Enough quality sleep will drastically improve hormonal health, along with mood regulation and appetite regulation. A lack of sleep will lead us to make more poor nutrition choices to manage our stress. Which can obviously lead to a vicious cycle causing extreme weight gain overtime. We tend to crave more foods high in sugars as a result of sleep deprivation. Of course a lack of sleep will also make us horribly grumpy. We will be less productive in work and/or in our exercise regimes.
Getting regular quality sleep will vastly improve your hormone regulation. Poor sleep will have a negative effect on hormones, such as, cortisol, testosterone, oestrogen, progesterone, growth hormone, thyroid, melatonin, and also hunger hormones, like insulin, leptin and ghrelin.

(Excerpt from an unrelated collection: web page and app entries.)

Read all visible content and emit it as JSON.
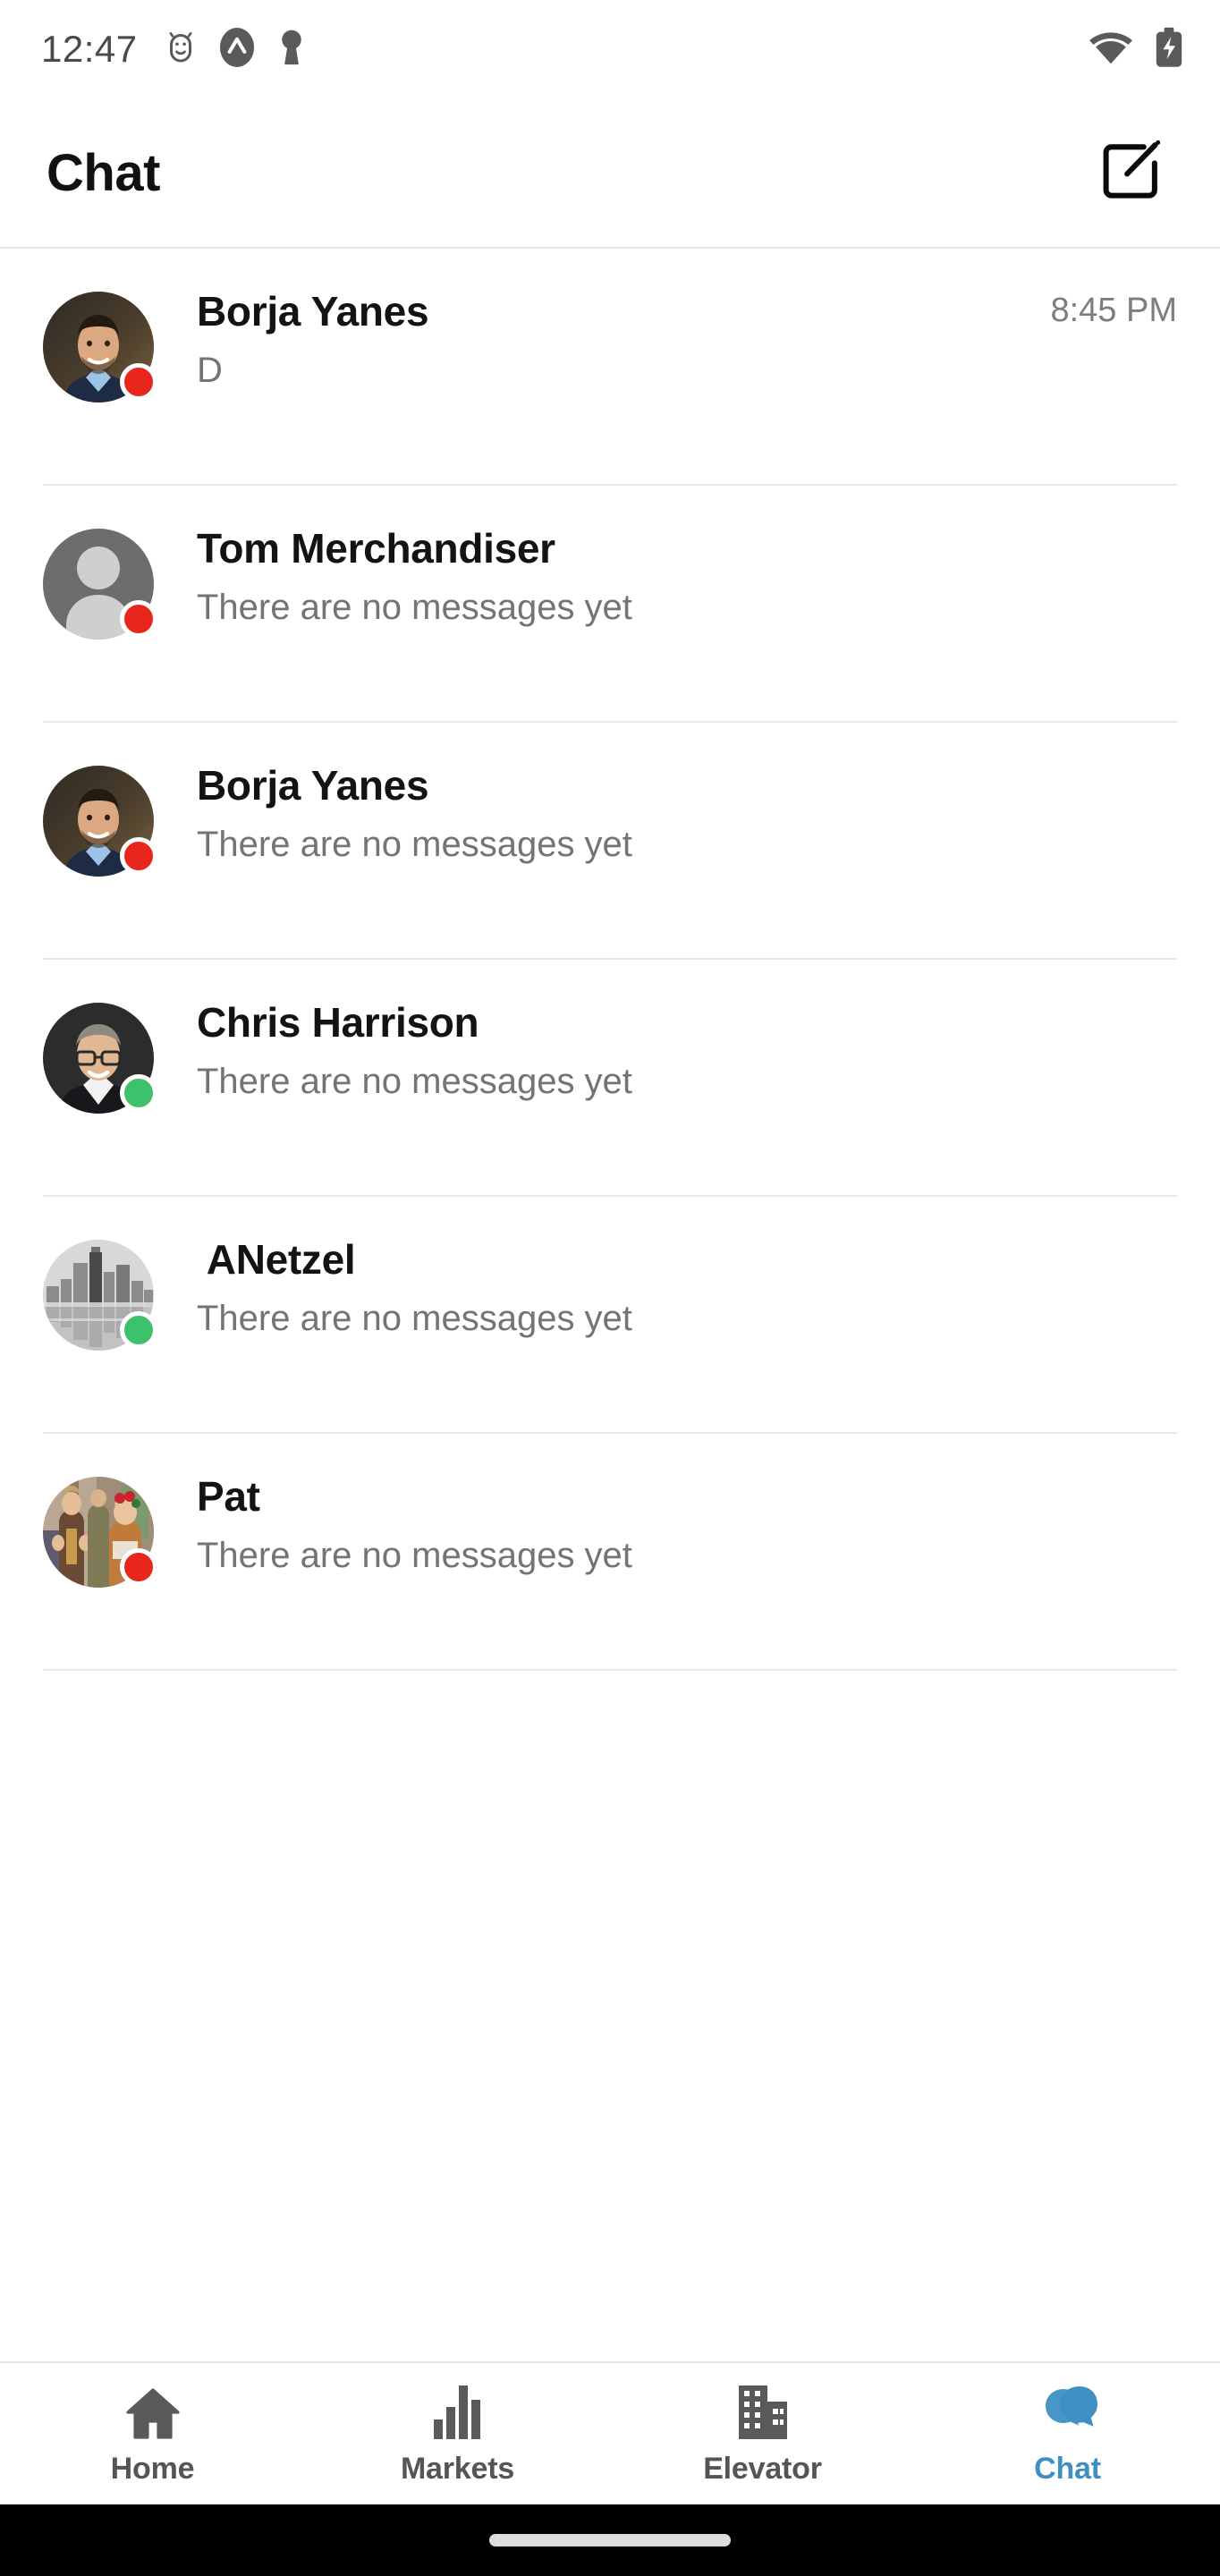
{
  "status_bar": {
    "time": "12:47",
    "left_icons": [
      "alarm-android-icon",
      "app-circle-icon",
      "keyhole-icon"
    ],
    "right_icons": [
      "wifi-icon",
      "battery-charging-icon"
    ]
  },
  "header": {
    "title": "Chat",
    "compose_icon": "compose-icon"
  },
  "chats": [
    {
      "name": "Borja Yanes",
      "preview": "D",
      "time": "8:45 PM",
      "status": "red",
      "status_color": "#e8271c",
      "avatar": "photo-man-beard-blue-shirt"
    },
    {
      "name": "Tom Merchandiser",
      "preview": "There are no messages yet",
      "time": "",
      "status": "red",
      "status_color": "#e8271c",
      "avatar": "default-person-placeholder"
    },
    {
      "name": "Borja Yanes",
      "preview": "There are no messages yet",
      "time": "",
      "status": "red",
      "status_color": "#e8271c",
      "avatar": "photo-man-beard-blue-shirt"
    },
    {
      "name": "Chris Harrison",
      "preview": "There are no messages yet",
      "time": "",
      "status": "green",
      "status_color": "#3ec16b",
      "avatar": "photo-man-glasses-suit"
    },
    {
      "name": " ANetzel",
      "preview": "There are no messages yet",
      "time": "",
      "status": "green",
      "status_color": "#3ec16b",
      "avatar": "photo-city-skyline-grayscale"
    },
    {
      "name": "Pat",
      "preview": "There are no messages yet",
      "time": "",
      "status": "red",
      "status_color": "#e8271c",
      "avatar": "photo-group-people-street"
    }
  ],
  "bottom_nav": {
    "active": "Chat",
    "active_color": "#3e8fc4",
    "inactive_color": "#555555",
    "items": [
      {
        "label": "Home",
        "icon": "home-icon"
      },
      {
        "label": "Markets",
        "icon": "bar-chart-icon"
      },
      {
        "label": "Elevator",
        "icon": "buildings-icon"
      },
      {
        "label": "Chat",
        "icon": "chat-bubbles-icon"
      }
    ]
  }
}
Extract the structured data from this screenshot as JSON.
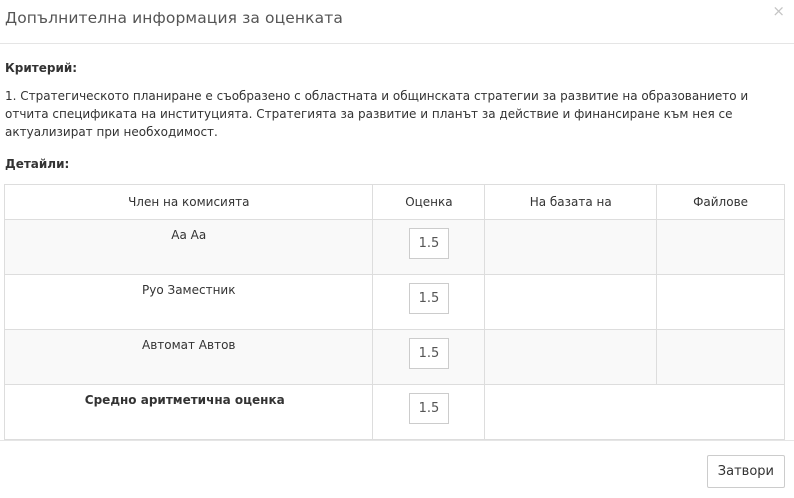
{
  "dialog": {
    "title": "Допълнителна информация за оценката",
    "close_icon": "×"
  },
  "criterion": {
    "label": "Критерий:",
    "text": "1. Стратегическото планиране е съобразено с областната и общинската стратегии за развитие на образованието и отчита спецификата на институцията. Стратегията за развитие и планът за действие и финансиране към нея се актуализират при необходимост."
  },
  "details": {
    "label": "Детайли:",
    "columns": [
      "Член на комисията",
      "Оценка",
      "На базата на",
      "Файлове"
    ],
    "rows": [
      {
        "member": "Аа Аа",
        "score": "1.5",
        "basis": "",
        "files": ""
      },
      {
        "member": "Руо Заместник",
        "score": "1.5",
        "basis": "",
        "files": ""
      },
      {
        "member": "Автомат Автов",
        "score": "1.5",
        "basis": "",
        "files": ""
      }
    ],
    "average": {
      "label": "Средно аритметична оценка",
      "score": "1.5"
    }
  },
  "footer": {
    "close_label": "Затвори"
  }
}
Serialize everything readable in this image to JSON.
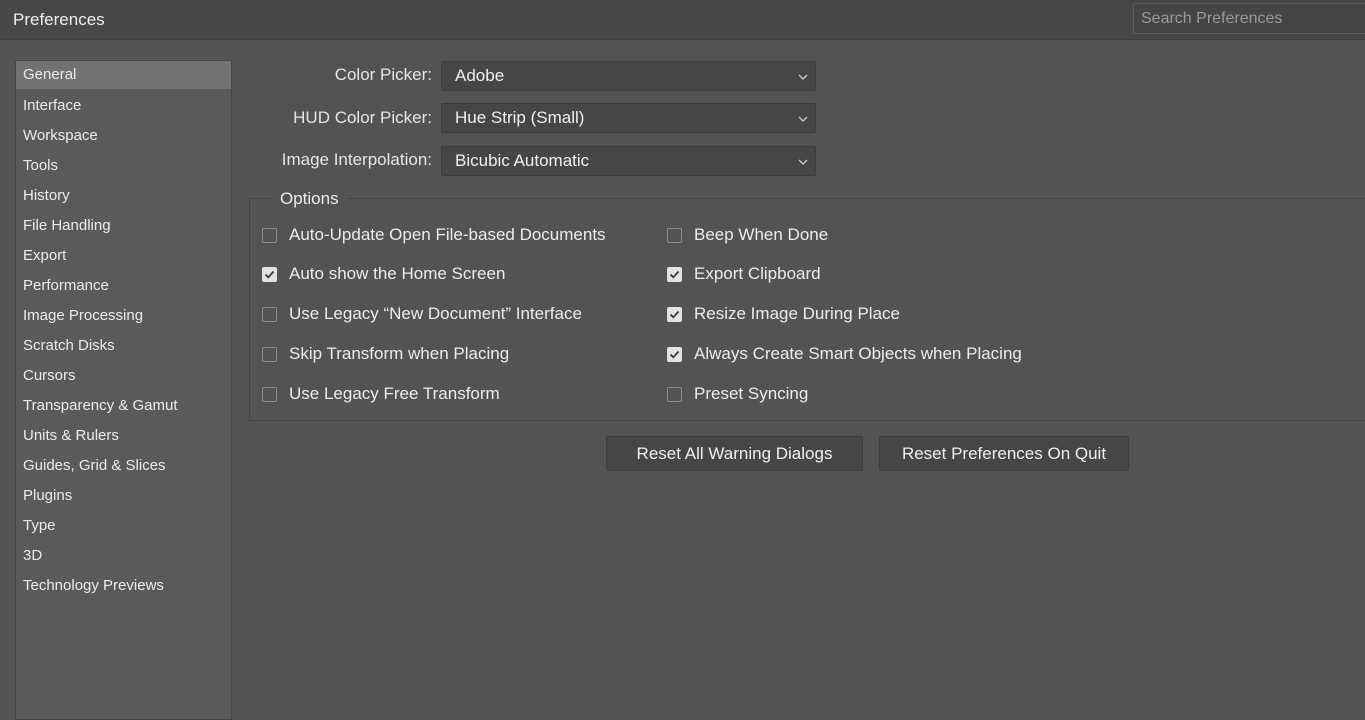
{
  "window": {
    "title": "Preferences"
  },
  "search": {
    "placeholder": "Search Preferences"
  },
  "sidebar": {
    "items": [
      {
        "label": "General",
        "selected": true
      },
      {
        "label": "Interface"
      },
      {
        "label": "Workspace"
      },
      {
        "label": "Tools"
      },
      {
        "label": "History"
      },
      {
        "label": "File Handling"
      },
      {
        "label": "Export"
      },
      {
        "label": "Performance"
      },
      {
        "label": "Image Processing"
      },
      {
        "label": "Scratch Disks"
      },
      {
        "label": "Cursors"
      },
      {
        "label": "Transparency & Gamut"
      },
      {
        "label": "Units & Rulers"
      },
      {
        "label": "Guides, Grid & Slices"
      },
      {
        "label": "Plugins"
      },
      {
        "label": "Type"
      },
      {
        "label": "3D"
      },
      {
        "label": "Technology Previews"
      }
    ]
  },
  "general": {
    "color_picker": {
      "label": "Color Picker:",
      "value": "Adobe"
    },
    "hud_color_picker": {
      "label": "HUD Color Picker:",
      "value": "Hue Strip (Small)"
    },
    "image_interpolation": {
      "label": "Image Interpolation:",
      "value": "Bicubic Automatic"
    },
    "options": {
      "legend": "Options",
      "left": [
        {
          "label": "Auto-Update Open File-based Documents",
          "checked": false
        },
        {
          "label": "Auto show the Home Screen",
          "checked": true
        },
        {
          "label": "Use Legacy “New Document” Interface",
          "checked": false
        },
        {
          "label": "Skip Transform when Placing",
          "checked": false
        },
        {
          "label": "Use Legacy Free Transform",
          "checked": false
        }
      ],
      "right": [
        {
          "label": "Beep When Done",
          "checked": false
        },
        {
          "label": "Export Clipboard",
          "checked": true
        },
        {
          "label": "Resize Image During Place",
          "checked": true
        },
        {
          "label": "Always Create Smart Objects when Placing",
          "checked": true
        },
        {
          "label": "Preset Syncing",
          "checked": false
        }
      ]
    },
    "buttons": {
      "reset_warnings": "Reset All Warning Dialogs",
      "reset_prefs": "Reset Preferences On Quit"
    }
  },
  "colors": {
    "background": "#535353",
    "titlebar": "#474747",
    "selected_item": "#727272",
    "control": "#464646"
  }
}
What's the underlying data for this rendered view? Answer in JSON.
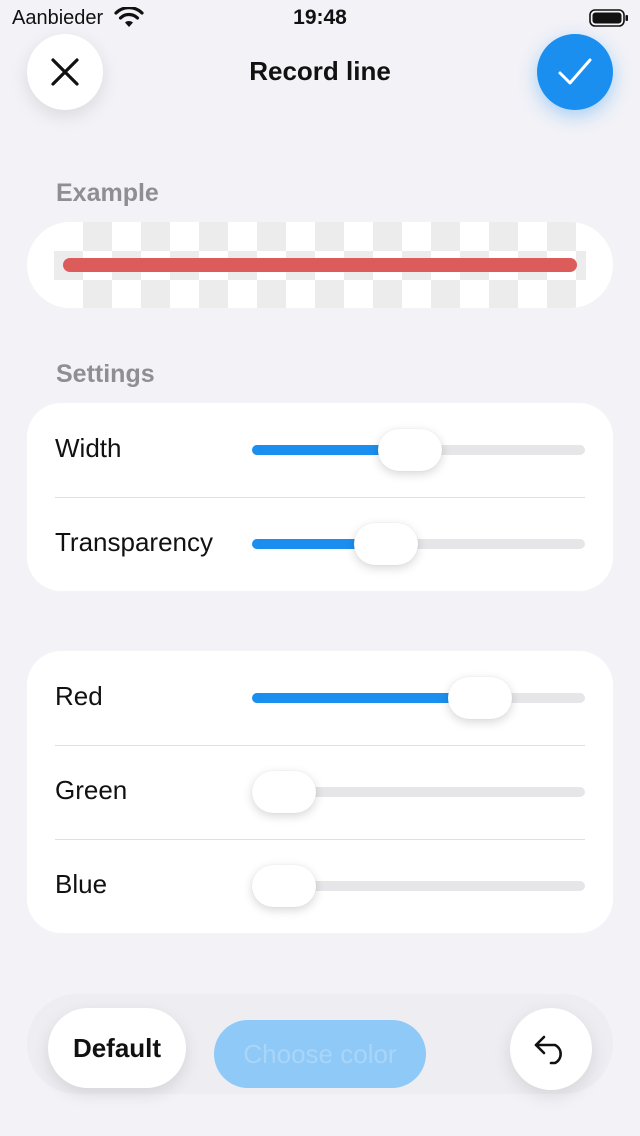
{
  "status_bar": {
    "carrier": "Aanbieder",
    "time": "19:48"
  },
  "nav": {
    "title": "Record line",
    "close_icon": "close-icon",
    "confirm_icon": "checkmark-icon"
  },
  "example": {
    "label": "Example",
    "line_color": "#dc5c5c"
  },
  "settings": {
    "label": "Settings",
    "sliders": [
      {
        "label": "Width",
        "value": 0.47
      },
      {
        "label": "Transparency",
        "value": 0.38
      }
    ]
  },
  "color": {
    "sliders": [
      {
        "label": "Red",
        "value": 0.73
      },
      {
        "label": "Green",
        "value": 0.0
      },
      {
        "label": "Blue",
        "value": 0.0
      }
    ]
  },
  "toolbar": {
    "default_label": "Default",
    "choose_color_label": "Choose color",
    "undo_icon": "undo-icon"
  },
  "colors": {
    "accent": "#1a8ff0",
    "background": "#f2f2f7"
  }
}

Essentially our life suffers majorly without enough sleep. That being said, how can we improve our sleep quality?
Here is a list of things that will improve your sleeping habits:
- Creating a bed time routine
- Prioritising 7-9 hours of quality sleep per night
- Get to bed and wake up at the same time every day
- Black out curtains. A darker room has been proven to improve sleep quality
- Optimal room temperature should be around 65 degrees Fahrenheit (18.3ºC)
- No screens for at least 1-2 hours before sleep. That means no phone screens, television, laptops, etc
- Consume your last meal 3 hours prior to sleeping
- Having a hot bath using magnesium bath salts in the evening. Magnesium is great for managing anxiety and improving sleep. We often tend to be deficient in magnesium also.
- Reading a book
- 5-10 minutes of meditation
- Wash your bedsheets often for more comfort
Other things that you can do to boost sleep quality:
- Follow an exercise program consistently
- Limit caffeine intake or only consume caffeine in the mornings
- Eat a high protein diet
- Prioritise nutrient dense foods
- Avoid highly processed foods
- Hydrate throughout the day
- Increase activity levels by going for a 30 minute walk
- Be productive in the day. This is often overlooked but make sure you’ve completed your daily tasks which will reduce anxiety.
I would strongly suggest that you take a look at your own sleeping habits and assess where improvements can be made. It could be the biggest life changing thing that you could possibly do. Optimising your sleep quality will make you happier, healthier and leaner in the long run. Identify, sleep, as a pillar of health, and use it to become a better version of yourself.